§ ACTIVITY: Word for word, copy each record that comes after this.

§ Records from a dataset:
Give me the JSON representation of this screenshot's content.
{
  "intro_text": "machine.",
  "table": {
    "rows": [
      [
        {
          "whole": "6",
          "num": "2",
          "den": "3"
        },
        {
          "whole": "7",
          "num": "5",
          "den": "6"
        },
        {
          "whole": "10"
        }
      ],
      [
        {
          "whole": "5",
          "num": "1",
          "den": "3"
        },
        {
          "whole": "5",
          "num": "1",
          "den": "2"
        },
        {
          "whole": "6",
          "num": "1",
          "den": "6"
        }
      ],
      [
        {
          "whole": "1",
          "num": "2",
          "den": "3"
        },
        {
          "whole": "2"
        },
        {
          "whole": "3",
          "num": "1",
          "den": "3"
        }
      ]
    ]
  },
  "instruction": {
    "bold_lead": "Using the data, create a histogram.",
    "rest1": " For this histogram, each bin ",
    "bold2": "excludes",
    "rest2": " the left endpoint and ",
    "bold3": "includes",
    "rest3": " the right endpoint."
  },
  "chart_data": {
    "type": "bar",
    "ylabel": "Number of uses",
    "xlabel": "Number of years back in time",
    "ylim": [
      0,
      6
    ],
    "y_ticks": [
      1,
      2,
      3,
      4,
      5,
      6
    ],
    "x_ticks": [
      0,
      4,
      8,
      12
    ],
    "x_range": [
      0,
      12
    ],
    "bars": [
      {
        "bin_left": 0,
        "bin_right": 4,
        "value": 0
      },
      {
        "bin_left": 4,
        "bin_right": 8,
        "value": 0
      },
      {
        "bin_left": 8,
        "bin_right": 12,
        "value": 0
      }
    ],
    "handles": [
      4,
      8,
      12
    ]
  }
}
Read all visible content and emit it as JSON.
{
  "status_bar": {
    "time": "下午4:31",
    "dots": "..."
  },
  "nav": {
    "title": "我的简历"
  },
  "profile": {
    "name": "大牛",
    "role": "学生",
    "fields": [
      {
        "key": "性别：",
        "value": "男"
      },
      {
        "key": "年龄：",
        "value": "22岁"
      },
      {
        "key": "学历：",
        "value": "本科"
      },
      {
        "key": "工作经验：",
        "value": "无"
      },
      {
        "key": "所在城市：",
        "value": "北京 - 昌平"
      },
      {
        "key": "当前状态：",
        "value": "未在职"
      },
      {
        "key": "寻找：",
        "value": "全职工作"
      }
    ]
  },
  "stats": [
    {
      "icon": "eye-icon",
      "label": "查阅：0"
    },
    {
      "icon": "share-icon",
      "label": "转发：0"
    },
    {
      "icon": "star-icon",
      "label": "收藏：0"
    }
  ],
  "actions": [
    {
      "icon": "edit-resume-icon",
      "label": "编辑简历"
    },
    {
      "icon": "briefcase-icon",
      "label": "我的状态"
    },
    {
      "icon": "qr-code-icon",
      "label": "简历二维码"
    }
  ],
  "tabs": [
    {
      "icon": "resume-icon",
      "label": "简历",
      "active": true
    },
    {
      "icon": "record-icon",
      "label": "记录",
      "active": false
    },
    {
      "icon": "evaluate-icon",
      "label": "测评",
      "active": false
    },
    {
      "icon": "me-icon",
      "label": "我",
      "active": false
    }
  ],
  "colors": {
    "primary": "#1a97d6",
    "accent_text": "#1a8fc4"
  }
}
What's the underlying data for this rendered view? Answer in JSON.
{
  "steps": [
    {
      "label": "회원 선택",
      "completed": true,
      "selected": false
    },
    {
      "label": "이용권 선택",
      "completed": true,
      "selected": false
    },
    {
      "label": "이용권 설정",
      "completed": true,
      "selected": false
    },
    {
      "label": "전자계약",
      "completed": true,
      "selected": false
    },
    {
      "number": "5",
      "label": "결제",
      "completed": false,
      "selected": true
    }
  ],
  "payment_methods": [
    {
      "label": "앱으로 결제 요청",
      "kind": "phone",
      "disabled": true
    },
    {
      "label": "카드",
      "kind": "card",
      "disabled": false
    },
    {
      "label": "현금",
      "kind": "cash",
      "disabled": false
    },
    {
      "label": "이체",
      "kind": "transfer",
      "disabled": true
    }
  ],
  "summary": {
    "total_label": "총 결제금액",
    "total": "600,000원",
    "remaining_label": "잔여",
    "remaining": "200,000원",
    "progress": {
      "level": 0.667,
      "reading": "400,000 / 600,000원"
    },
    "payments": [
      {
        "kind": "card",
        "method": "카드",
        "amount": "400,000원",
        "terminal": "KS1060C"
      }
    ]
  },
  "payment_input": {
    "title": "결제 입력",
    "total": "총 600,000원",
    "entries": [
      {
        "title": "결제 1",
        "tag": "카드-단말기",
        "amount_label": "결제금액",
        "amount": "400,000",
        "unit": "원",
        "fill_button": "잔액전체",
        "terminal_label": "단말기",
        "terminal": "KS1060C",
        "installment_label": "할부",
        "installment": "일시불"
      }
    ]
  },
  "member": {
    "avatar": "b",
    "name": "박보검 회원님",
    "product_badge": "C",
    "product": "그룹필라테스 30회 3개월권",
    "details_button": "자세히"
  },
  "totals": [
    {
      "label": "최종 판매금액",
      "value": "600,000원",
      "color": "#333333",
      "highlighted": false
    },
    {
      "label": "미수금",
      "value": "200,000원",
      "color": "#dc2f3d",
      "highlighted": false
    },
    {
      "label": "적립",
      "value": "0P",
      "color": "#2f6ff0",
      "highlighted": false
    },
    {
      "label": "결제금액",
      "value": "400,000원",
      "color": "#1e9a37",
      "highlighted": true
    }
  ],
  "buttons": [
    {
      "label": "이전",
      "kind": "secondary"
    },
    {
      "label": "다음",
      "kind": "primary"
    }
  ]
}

§ ANSWER FOR THE TASK:
Give me the JSON representation of this screenshot's content.
{
  "intro_text": "machine.",
  "table": {
    "rows": [
      [
        {
          "whole": "6",
          "num": "2",
          "den": "3"
        },
        {
          "whole": "7",
          "num": "5",
          "den": "6"
        },
        {
          "whole": "10"
        }
      ],
      [
        {
          "whole": "5",
          "num": "1",
          "den": "3"
        },
        {
          "whole": "5",
          "num": "1",
          "den": "2"
        },
        {
          "whole": "6",
          "num": "1",
          "den": "6"
        }
      ],
      [
        {
          "whole": "1",
          "num": "2",
          "den": "3"
        },
        {
          "whole": "2"
        },
        {
          "whole": "3",
          "num": "1",
          "den": "3"
        }
      ]
    ]
  },
  "instruction": {
    "bold_lead": "Using the data, create a histogram.",
    "rest1": " For this histogram, each bin ",
    "bold2": "excludes",
    "rest2": " the left endpoint and ",
    "bold3": "includes",
    "rest3": " the right endpoint."
  },
  "chart_data": {
    "type": "bar",
    "ylabel": "Number of uses",
    "xlabel": "Number of years back in time",
    "ylim": [
      0,
      6
    ],
    "y_ticks": [
      1,
      2,
      3,
      4,
      5,
      6
    ],
    "x_ticks": [
      0,
      4,
      8,
      12
    ],
    "x_range": [
      0,
      12
    ],
    "bars": [
      {
        "bin_left": 0,
        "bin_right": 4,
        "value": 0
      },
      {
        "bin_left": 4,
        "bin_right": 8,
        "value": 0
      },
      {
        "bin_left": 8,
        "bin_right": 12,
        "value": 0
      }
    ],
    "handles": [
      4,
      8,
      12
    ]
  }
}
Read all visible content and emit it as JSON.
{
  "status_bar": {
    "time": "下午4:31",
    "dots": "..."
  },
  "nav": {
    "title": "我的简历"
  },
  "profile": {
    "name": "大牛",
    "role": "学生",
    "fields": [
      {
        "key": "性别：",
        "value": "男"
      },
      {
        "key": "年龄：",
        "value": "22岁"
      },
      {
        "key": "学历：",
        "value": "本科"
      },
      {
        "key": "工作经验：",
        "value": "无"
      },
      {
        "key": "所在城市：",
        "value": "北京 - 昌平"
      },
      {
        "key": "当前状态：",
        "value": "未在职"
      },
      {
        "key": "寻找：",
        "value": "全职工作"
      }
    ]
  },
  "stats": [
    {
      "icon": "eye-icon",
      "label": "查阅：0"
    },
    {
      "icon": "share-icon",
      "label": "转发：0"
    },
    {
      "icon": "star-icon",
      "label": "收藏：0"
    }
  ],
  "actions": [
    {
      "icon": "edit-resume-icon",
      "label": "编辑简历"
    },
    {
      "icon": "briefcase-icon",
      "label": "我的状态"
    },
    {
      "icon": "qr-code-icon",
      "label": "简历二维码"
    }
  ],
  "tabs": [
    {
      "icon": "resume-icon",
      "label": "简历",
      "active": true
    },
    {
      "icon": "record-icon",
      "label": "记录",
      "active": false
    },
    {
      "icon": "evaluate-icon",
      "label": "测评",
      "active": false
    },
    {
      "icon": "me-icon",
      "label": "我",
      "active": false
    }
  ],
  "colors": {
    "primary": "#1a97d6",
    "accent_text": "#1a8fc4"
  }
}
What's the underlying data for this rendered view? Answer in JSON.
{
  "steps": [
    {
      "label": "회원 선택",
      "completed": true,
      "selected": false
    },
    {
      "label": "이용권 선택",
      "completed": true,
      "selected": false
    },
    {
      "label": "이용권 설정",
      "completed": true,
      "selected": false
    },
    {
      "label": "전자계약",
      "completed": true,
      "selected": false
    },
    {
      "number": "5",
      "label": "결제",
      "completed": false,
      "selected": true
    }
  ],
  "payment_methods": [
    {
      "label": "앱으로 결제 요청",
      "kind": "phone",
      "disabled": true
    },
    {
      "label": "카드",
      "kind": "card",
      "disabled": false
    },
    {
      "label": "현금",
      "kind": "cash",
      "disabled": false
    },
    {
      "label": "이체",
      "kind": "transfer",
      "disabled": true
    }
  ],
  "summary": {
    "total_label": "총 결제금액",
    "total": "600,000원",
    "remaining_label": "잔여",
    "remaining": "200,000원",
    "progress": {
      "level": 0.667,
      "reading": "400,000 / 600,000원"
    },
    "payments": [
      {
        "kind": "card",
        "method": "카드",
        "amount": "400,000원",
        "terminal": "KS1060C"
      }
    ]
  },
  "payment_input": {
    "title": "결제 입력",
    "total": "총 600,000원",
    "entries": [
      {
        "title": "결제 1",
        "tag": "카드-단말기",
        "amount_label": "결제금액",
        "amount": "400,000",
        "unit": "원",
        "fill_button": "잔액전체",
        "terminal_label": "단말기",
        "terminal": "KS1060C",
        "installment_label": "할부",
        "installment": "일시불"
      }
    ]
  },
  "member": {
    "avatar": "b",
    "name": "박보검 회원님",
    "product_badge": "C",
    "product": "그룹필라테스 30회 3개월권",
    "details_button": "자세히"
  },
  "totals": [
    {
      "label": "최종 판매금액",
      "value": "600,000원",
      "color": "#333333",
      "highlighted": false
    },
    {
      "label": "미수금",
      "value": "200,000원",
      "color": "#dc2f3d",
      "highlighted": false
    },
    {
      "label": "적립",
      "value": "0P",
      "color": "#2f6ff0",
      "highlighted": false
    },
    {
      "label": "결제금액",
      "value": "400,000원",
      "color": "#1e9a37",
      "highlighted": true
    }
  ],
  "buttons": [
    {
      "label": "이전",
      "kind": "secondary"
    },
    {
      "label": "다음",
      "kind": "primary"
    }
  ]
}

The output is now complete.